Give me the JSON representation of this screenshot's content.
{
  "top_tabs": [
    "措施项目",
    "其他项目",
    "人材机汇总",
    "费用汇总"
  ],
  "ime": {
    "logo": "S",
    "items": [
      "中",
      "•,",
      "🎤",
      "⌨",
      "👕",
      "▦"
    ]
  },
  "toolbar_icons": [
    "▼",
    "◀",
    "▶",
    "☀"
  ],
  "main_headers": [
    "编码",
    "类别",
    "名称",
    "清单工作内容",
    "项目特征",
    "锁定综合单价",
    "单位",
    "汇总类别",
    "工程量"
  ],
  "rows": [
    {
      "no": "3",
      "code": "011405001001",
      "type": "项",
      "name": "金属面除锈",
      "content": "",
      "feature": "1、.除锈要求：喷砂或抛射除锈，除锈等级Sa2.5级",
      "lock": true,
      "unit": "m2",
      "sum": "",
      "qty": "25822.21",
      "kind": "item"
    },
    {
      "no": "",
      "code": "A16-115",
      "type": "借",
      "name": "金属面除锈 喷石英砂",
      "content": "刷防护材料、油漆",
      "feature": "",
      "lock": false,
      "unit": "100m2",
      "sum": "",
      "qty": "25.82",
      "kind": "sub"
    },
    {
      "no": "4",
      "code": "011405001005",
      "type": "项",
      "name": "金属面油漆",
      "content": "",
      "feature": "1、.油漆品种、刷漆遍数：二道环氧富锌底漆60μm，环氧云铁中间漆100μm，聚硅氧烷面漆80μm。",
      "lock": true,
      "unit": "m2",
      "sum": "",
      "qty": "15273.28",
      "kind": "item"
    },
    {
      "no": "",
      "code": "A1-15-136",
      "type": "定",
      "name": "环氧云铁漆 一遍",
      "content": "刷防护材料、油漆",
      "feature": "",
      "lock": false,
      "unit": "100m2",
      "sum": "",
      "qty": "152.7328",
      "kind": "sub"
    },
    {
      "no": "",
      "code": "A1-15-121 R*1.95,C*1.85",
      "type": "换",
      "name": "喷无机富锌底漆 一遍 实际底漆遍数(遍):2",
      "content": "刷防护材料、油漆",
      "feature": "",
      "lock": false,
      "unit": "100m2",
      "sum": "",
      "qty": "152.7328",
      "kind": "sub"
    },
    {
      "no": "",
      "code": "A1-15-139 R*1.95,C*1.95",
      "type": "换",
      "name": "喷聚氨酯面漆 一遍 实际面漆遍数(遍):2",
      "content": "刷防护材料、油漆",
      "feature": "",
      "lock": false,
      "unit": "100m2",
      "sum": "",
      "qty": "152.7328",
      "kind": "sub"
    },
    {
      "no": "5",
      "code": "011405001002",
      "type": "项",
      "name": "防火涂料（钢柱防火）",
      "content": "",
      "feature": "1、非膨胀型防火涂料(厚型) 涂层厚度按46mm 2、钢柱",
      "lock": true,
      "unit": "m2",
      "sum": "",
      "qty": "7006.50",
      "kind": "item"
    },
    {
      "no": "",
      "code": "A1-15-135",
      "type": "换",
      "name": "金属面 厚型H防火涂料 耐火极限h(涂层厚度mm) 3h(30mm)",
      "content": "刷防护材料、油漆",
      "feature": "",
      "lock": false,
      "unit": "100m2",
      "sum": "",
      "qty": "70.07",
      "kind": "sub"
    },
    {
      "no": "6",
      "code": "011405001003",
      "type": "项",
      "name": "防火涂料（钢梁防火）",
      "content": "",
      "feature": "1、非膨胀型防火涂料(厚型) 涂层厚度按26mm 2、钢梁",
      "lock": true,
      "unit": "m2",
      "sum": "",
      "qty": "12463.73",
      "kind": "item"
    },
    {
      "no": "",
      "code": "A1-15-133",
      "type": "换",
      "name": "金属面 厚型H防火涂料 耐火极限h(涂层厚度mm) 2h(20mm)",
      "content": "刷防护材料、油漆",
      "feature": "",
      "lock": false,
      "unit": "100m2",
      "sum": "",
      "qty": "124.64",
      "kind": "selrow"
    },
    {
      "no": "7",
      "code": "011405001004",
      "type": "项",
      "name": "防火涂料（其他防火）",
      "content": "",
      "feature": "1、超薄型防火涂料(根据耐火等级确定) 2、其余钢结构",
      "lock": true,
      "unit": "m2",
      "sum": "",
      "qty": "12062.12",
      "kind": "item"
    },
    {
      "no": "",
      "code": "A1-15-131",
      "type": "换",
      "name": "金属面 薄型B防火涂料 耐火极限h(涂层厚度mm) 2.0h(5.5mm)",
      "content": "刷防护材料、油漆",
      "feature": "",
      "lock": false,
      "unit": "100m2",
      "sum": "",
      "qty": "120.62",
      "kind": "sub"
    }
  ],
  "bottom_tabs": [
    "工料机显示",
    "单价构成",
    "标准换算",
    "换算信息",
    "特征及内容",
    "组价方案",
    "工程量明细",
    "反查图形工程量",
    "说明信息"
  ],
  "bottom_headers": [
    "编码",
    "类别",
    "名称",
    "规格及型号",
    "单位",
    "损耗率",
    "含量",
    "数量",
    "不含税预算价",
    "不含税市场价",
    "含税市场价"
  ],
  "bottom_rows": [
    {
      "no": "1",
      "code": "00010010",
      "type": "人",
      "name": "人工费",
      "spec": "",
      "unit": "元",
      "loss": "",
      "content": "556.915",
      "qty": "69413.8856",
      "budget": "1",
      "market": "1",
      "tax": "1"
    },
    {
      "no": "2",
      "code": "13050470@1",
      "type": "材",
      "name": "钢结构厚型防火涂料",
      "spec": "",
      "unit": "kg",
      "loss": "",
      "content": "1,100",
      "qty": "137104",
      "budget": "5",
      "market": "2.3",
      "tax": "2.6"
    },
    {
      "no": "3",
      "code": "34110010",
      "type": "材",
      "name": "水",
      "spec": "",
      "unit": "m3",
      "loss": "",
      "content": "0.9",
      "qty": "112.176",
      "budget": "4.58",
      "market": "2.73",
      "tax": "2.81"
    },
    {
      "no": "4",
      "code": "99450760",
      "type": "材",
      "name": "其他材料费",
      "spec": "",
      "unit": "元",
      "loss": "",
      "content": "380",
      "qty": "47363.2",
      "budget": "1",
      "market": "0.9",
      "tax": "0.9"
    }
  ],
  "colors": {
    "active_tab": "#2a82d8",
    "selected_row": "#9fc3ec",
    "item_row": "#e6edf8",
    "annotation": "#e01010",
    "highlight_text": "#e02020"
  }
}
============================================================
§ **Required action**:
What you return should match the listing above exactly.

§ **Answer to this task**:
Give me the JSON representation of this screenshot's content.
{
  "top_tabs": [
    "措施项目",
    "其他项目",
    "人材机汇总",
    "费用汇总"
  ],
  "ime": {
    "logo": "S",
    "items": [
      "中",
      "•,",
      "🎤",
      "⌨",
      "👕",
      "▦"
    ]
  },
  "toolbar_icons": [
    "▼",
    "◀",
    "▶",
    "☀"
  ],
  "main_headers": [
    "编码",
    "类别",
    "名称",
    "清单工作内容",
    "项目特征",
    "锁定综合单价",
    "单位",
    "汇总类别",
    "工程量"
  ],
  "rows": [
    {
      "no": "3",
      "code": "011405001001",
      "type": "项",
      "name": "金属面除锈",
      "content": "",
      "feature": "1、.除锈要求：喷砂或抛射除锈，除锈等级Sa2.5级",
      "lock": true,
      "unit": "m2",
      "sum": "",
      "qty": "25822.21",
      "kind": "item"
    },
    {
      "no": "",
      "code": "A16-115",
      "type": "借",
      "name": "金属面除锈 喷石英砂",
      "content": "刷防护材料、油漆",
      "feature": "",
      "lock": false,
      "unit": "100m2",
      "sum": "",
      "qty": "25.82",
      "kind": "sub"
    },
    {
      "no": "4",
      "code": "011405001005",
      "type": "项",
      "name": "金属面油漆",
      "content": "",
      "feature": "1、.油漆品种、刷漆遍数：二道环氧富锌底漆60μm，环氧云铁中间漆100μm，聚硅氧烷面漆80μm。",
      "lock": true,
      "unit": "m2",
      "sum": "",
      "qty": "15273.28",
      "kind": "item"
    },
    {
      "no": "",
      "code": "A1-15-136",
      "type": "定",
      "name": "环氧云铁漆 一遍",
      "content": "刷防护材料、油漆",
      "feature": "",
      "lock": false,
      "unit": "100m2",
      "sum": "",
      "qty": "152.7328",
      "kind": "sub"
    },
    {
      "no": "",
      "code": "A1-15-121 R*1.95,C*1.85",
      "type": "换",
      "name": "喷无机富锌底漆 一遍 实际底漆遍数(遍):2",
      "content": "刷防护材料、油漆",
      "feature": "",
      "lock": false,
      "unit": "100m2",
      "sum": "",
      "qty": "152.7328",
      "kind": "sub"
    },
    {
      "no": "",
      "code": "A1-15-139 R*1.95,C*1.95",
      "type": "换",
      "name": "喷聚氨酯面漆 一遍 实际面漆遍数(遍):2",
      "content": "刷防护材料、油漆",
      "feature": "",
      "lock": false,
      "unit": "100m2",
      "sum": "",
      "qty": "152.7328",
      "kind": "sub"
    },
    {
      "no": "5",
      "code": "011405001002",
      "type": "项",
      "name": "防火涂料（钢柱防火）",
      "content": "",
      "feature": "1、非膨胀型防火涂料(厚型) 涂层厚度按46mm 2、钢柱",
      "lock": true,
      "unit": "m2",
      "sum": "",
      "qty": "7006.50",
      "kind": "item"
    },
    {
      "no": "",
      "code": "A1-15-135",
      "type": "换",
      "name": "金属面 厚型H防火涂料 耐火极限h(涂层厚度mm) 3h(30mm)",
      "content": "刷防护材料、油漆",
      "feature": "",
      "lock": false,
      "unit": "100m2",
      "sum": "",
      "qty": "70.07",
      "kind": "sub"
    },
    {
      "no": "6",
      "code": "011405001003",
      "type": "项",
      "name": "防火涂料（钢梁防火）",
      "content": "",
      "feature": "1、非膨胀型防火涂料(厚型) 涂层厚度按26mm 2、钢梁",
      "lock": true,
      "unit": "m2",
      "sum": "",
      "qty": "12463.73",
      "kind": "item"
    },
    {
      "no": "",
      "code": "A1-15-133",
      "type": "换",
      "name": "金属面 厚型H防火涂料 耐火极限h(涂层厚度mm) 2h(20mm)",
      "content": "刷防护材料、油漆",
      "feature": "",
      "lock": false,
      "unit": "100m2",
      "sum": "",
      "qty": "124.64",
      "kind": "selrow"
    },
    {
      "no": "7",
      "code": "011405001004",
      "type": "项",
      "name": "防火涂料（其他防火）",
      "content": "",
      "feature": "1、超薄型防火涂料(根据耐火等级确定) 2、其余钢结构",
      "lock": true,
      "unit": "m2",
      "sum": "",
      "qty": "12062.12",
      "kind": "item"
    },
    {
      "no": "",
      "code": "A1-15-131",
      "type": "换",
      "name": "金属面 薄型B防火涂料 耐火极限h(涂层厚度mm) 2.0h(5.5mm)",
      "content": "刷防护材料、油漆",
      "feature": "",
      "lock": false,
      "unit": "100m2",
      "sum": "",
      "qty": "120.62",
      "kind": "sub"
    }
  ],
  "bottom_tabs": [
    "工料机显示",
    "单价构成",
    "标准换算",
    "换算信息",
    "特征及内容",
    "组价方案",
    "工程量明细",
    "反查图形工程量",
    "说明信息"
  ],
  "bottom_headers": [
    "编码",
    "类别",
    "名称",
    "规格及型号",
    "单位",
    "损耗率",
    "含量",
    "数量",
    "不含税预算价",
    "不含税市场价",
    "含税市场价"
  ],
  "bottom_rows": [
    {
      "no": "1",
      "code": "00010010",
      "type": "人",
      "name": "人工费",
      "spec": "",
      "unit": "元",
      "loss": "",
      "content": "556.915",
      "qty": "69413.8856",
      "budget": "1",
      "market": "1",
      "tax": "1"
    },
    {
      "no": "2",
      "code": "13050470@1",
      "type": "材",
      "name": "钢结构厚型防火涂料",
      "spec": "",
      "unit": "kg",
      "loss": "",
      "content": "1,100",
      "qty": "137104",
      "budget": "5",
      "market": "2.3",
      "tax": "2.6"
    },
    {
      "no": "3",
      "code": "34110010",
      "type": "材",
      "name": "水",
      "spec": "",
      "unit": "m3",
      "loss": "",
      "content": "0.9",
      "qty": "112.176",
      "budget": "4.58",
      "market": "2.73",
      "tax": "2.81"
    },
    {
      "no": "4",
      "code": "99450760",
      "type": "材",
      "name": "其他材料费",
      "spec": "",
      "unit": "元",
      "loss": "",
      "content": "380",
      "qty": "47363.2",
      "budget": "1",
      "market": "0.9",
      "tax": "0.9"
    }
  ],
  "colors": {
    "active_tab": "#2a82d8",
    "selected_row": "#9fc3ec",
    "item_row": "#e6edf8",
    "annotation": "#e01010",
    "highlight_text": "#e02020"
  }
}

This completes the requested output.